This is a perennial question going back to the ancient Greeks and beyond. Closely associated with this is: what are the twists of our minds that our civilisation calls illnesses of our minds?
In the last century, the medical fraternity have increasingly decided, consolidating in the late 1950s, there is ‘scientific’ evidence that what they call mental illness is rooted in our physical nervous systems, e.i. in simplistic terms, ‘depression’ is a result of a chemical imbalance in the brain. So now, the vast incidence of ‘psychiatric treatment’ consists of dishing out pills acting on the nervous system - many of which bring their own unique penalties.

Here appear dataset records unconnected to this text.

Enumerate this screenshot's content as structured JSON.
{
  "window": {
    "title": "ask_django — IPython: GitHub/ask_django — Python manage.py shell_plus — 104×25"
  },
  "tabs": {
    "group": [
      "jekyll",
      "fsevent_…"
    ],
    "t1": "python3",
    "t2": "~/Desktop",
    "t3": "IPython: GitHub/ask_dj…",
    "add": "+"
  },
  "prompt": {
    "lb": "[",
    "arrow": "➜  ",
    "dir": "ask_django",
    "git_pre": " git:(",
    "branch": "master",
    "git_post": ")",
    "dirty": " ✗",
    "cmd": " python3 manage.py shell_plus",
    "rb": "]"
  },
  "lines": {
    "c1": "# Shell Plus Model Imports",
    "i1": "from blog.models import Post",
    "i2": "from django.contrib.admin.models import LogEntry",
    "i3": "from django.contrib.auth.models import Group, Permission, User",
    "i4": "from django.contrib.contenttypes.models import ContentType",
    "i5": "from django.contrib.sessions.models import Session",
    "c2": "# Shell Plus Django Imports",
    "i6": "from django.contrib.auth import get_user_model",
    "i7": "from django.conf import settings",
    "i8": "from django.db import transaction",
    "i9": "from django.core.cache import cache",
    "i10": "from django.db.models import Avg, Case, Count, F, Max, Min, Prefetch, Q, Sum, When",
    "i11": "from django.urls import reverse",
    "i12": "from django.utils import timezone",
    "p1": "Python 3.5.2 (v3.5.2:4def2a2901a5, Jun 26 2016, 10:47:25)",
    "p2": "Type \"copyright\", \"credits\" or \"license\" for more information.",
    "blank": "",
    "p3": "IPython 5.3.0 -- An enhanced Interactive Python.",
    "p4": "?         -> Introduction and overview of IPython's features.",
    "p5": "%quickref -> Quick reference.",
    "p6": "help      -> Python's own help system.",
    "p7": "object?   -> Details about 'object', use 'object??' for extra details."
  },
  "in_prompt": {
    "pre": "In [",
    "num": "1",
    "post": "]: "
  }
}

Conversely, their are many of the people labelled (and sometimes incarcerated for it) mentally ill who have used the psychiatric services and have survived their ‘treatments.’ Some have effectively managed their own ‘treatment’ for stopping the pills they were given. And many of these people have found spiritual (in the widest sense), psychological - including the brilliant Hearing Voices movement - and even dietary means of managing the esoteric twists of their minds. These survivors swear by what they have discovered and there is a growing tranche contributing learned accounts of their own experiences and much excellent academic philosophical work. Examples of these ‘mindful’ people include: Clare Allan writing for the Guardian Newspaper, Judith Haire writing for Chipmunkapublishing and the Survivor History Forum (email@example.com). There is even an international movement for ‘Truth and Reconciliation in Psychiatry, led in the UK by Jan Wallcraft
In the midst of this there is a very interesting article in the Guardian Newspaper of May 8th
(http://www.guardian.co.uk/science/2012/may/07/quest-connectome-mapping-brain) written by Ian Sample, the Guardian Science Correspondent. The article details research being carried out by Jeff Lichtman at Harvard University. Mr Lichtman is described as examining brains by taking minutely thin slices of them with the object of mapping out all our approximately 1000 trillion nerve pathways!! In the tradition of calling the mapping of our genes the ‘genome,’ he calls his brand of mapping the ‘connectome’ (my apologies for the liberties I’ve taken with this in the title of this posting).
The article, in spite of being full of scientific neurological jargon is well worth reading and keeping towards a full record of developments in the study of the mind and its twists and turns. In relation to us, the survivors, here are some quotes:
- “...we will lay bare the biological code of our personalities, memories, skills and susceptibilities. Somewhere in our brains is who we are.”
- “Brain scans have already found signs of miswiring in parts of the brain...in people with schizophrenia. The connections in another network...are important for addiction and compulsion.”
- “A future question for neuroscientists is whether, or by how much, abnormalities in brain circuits cause dementia, depression and other brain disorders, or are themselves a result of the conditions, or the drugs taken to treat them.”